- ASSIGNMENT
Nothing may be dropped or altered: reproduce all the data.
===== RECORDS FOR THE TASK =====
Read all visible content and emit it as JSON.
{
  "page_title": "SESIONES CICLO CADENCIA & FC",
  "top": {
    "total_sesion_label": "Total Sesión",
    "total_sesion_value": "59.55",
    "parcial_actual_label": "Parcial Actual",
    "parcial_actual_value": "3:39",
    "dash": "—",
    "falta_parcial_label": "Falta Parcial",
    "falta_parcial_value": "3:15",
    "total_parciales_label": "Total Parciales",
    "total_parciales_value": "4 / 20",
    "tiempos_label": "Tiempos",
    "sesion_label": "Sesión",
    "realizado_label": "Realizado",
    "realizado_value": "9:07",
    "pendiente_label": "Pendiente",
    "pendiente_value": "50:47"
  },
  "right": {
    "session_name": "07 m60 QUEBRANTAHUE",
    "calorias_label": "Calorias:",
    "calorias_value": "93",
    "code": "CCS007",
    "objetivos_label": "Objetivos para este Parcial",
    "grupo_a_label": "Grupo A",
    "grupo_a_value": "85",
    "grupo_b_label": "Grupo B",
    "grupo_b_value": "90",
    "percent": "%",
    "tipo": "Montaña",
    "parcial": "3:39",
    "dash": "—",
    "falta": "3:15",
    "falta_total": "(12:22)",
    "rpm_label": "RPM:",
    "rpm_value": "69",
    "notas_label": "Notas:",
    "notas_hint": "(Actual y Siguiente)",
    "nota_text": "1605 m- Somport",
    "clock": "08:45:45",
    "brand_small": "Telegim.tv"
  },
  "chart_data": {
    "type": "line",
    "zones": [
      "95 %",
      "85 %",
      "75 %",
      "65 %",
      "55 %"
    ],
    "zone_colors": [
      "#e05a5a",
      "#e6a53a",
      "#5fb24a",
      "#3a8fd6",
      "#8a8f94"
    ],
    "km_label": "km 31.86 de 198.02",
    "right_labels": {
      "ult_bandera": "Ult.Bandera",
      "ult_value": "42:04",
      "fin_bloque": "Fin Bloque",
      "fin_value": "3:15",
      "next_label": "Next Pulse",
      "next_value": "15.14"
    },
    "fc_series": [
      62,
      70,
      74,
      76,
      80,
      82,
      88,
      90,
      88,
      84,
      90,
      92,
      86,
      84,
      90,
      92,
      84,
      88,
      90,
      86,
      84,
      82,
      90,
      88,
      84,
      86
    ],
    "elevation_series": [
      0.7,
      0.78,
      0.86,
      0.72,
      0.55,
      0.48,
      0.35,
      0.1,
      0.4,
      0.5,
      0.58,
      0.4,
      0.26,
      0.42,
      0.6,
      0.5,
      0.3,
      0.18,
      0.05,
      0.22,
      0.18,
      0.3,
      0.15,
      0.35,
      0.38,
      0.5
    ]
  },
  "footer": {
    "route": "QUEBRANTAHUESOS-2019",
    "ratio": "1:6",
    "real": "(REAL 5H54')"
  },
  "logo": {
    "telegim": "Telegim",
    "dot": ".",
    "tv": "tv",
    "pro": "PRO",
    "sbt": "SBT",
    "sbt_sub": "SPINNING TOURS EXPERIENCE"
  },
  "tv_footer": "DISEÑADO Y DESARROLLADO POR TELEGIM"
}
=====
- ANSWER BOX
Read all visible content and emit it as JSON.
{
  "page_title": "SESIONES CICLO CADENCIA & FC",
  "top": {
    "total_sesion_label": "Total Sesión",
    "total_sesion_value": "59.55",
    "parcial_actual_label": "Parcial Actual",
    "parcial_actual_value": "3:39",
    "dash": "—",
    "falta_parcial_label": "Falta Parcial",
    "falta_parcial_value": "3:15",
    "total_parciales_label": "Total Parciales",
    "total_parciales_value": "4 / 20",
    "tiempos_label": "Tiempos",
    "sesion_label": "Sesión",
    "realizado_label": "Realizado",
    "realizado_value": "9:07",
    "pendiente_label": "Pendiente",
    "pendiente_value": "50:47"
  },
  "right": {
    "session_name": "07 m60 QUEBRANTAHUE",
    "calorias_label": "Calorias:",
    "calorias_value": "93",
    "code": "CCS007",
    "objetivos_label": "Objetivos para este Parcial",
    "grupo_a_label": "Grupo A",
    "grupo_a_value": "85",
    "grupo_b_label": "Grupo B",
    "grupo_b_value": "90",
    "percent": "%",
    "tipo": "Montaña",
    "parcial": "3:39",
    "dash": "—",
    "falta": "3:15",
    "falta_total": "(12:22)",
    "rpm_label": "RPM:",
    "rpm_value": "69",
    "notas_label": "Notas:",
    "notas_hint": "(Actual y Siguiente)",
    "nota_text": "1605 m- Somport",
    "clock": "08:45:45",
    "brand_small": "Telegim.tv"
  },
  "chart_data": {
    "type": "line",
    "zones": [
      "95 %",
      "85 %",
      "75 %",
      "65 %",
      "55 %"
    ],
    "zone_colors": [
      "#e05a5a",
      "#e6a53a",
      "#5fb24a",
      "#3a8fd6",
      "#8a8f94"
    ],
    "km_label": "km 31.86 de 198.02",
    "right_labels": {
      "ult_bandera": "Ult.Bandera",
      "ult_value": "42:04",
      "fin_bloque": "Fin Bloque",
      "fin_value": "3:15",
      "next_label": "Next Pulse",
      "next_value": "15.14"
    },
    "fc_series": [
      62,
      70,
      74,
      76,
      80,
      82,
      88,
      90,
      88,
      84,
      90,
      92,
      86,
      84,
      90,
      92,
      84,
      88,
      90,
      86,
      84,
      82,
      90,
      88,
      84,
      86
    ],
    "elevation_series": [
      0.7,
      0.78,
      0.86,
      0.72,
      0.55,
      0.48,
      0.35,
      0.1,
      0.4,
      0.5,
      0.58,
      0.4,
      0.26,
      0.42,
      0.6,
      0.5,
      0.3,
      0.18,
      0.05,
      0.22,
      0.18,
      0.3,
      0.15,
      0.35,
      0.38,
      0.5
    ]
  },
  "footer": {
    "route": "QUEBRANTAHUESOS-2019",
    "ratio": "1:6",
    "real": "(REAL 5H54')"
  },
  "logo": {
    "telegim": "Telegim",
    "dot": ".",
    "tv": "tv",
    "pro": "PRO",
    "sbt": "SBT",
    "sbt_sub": "SPINNING TOURS EXPERIENCE"
  },
  "tv_footer": "DISEÑADO Y DESARROLLADO POR TELEGIM"
}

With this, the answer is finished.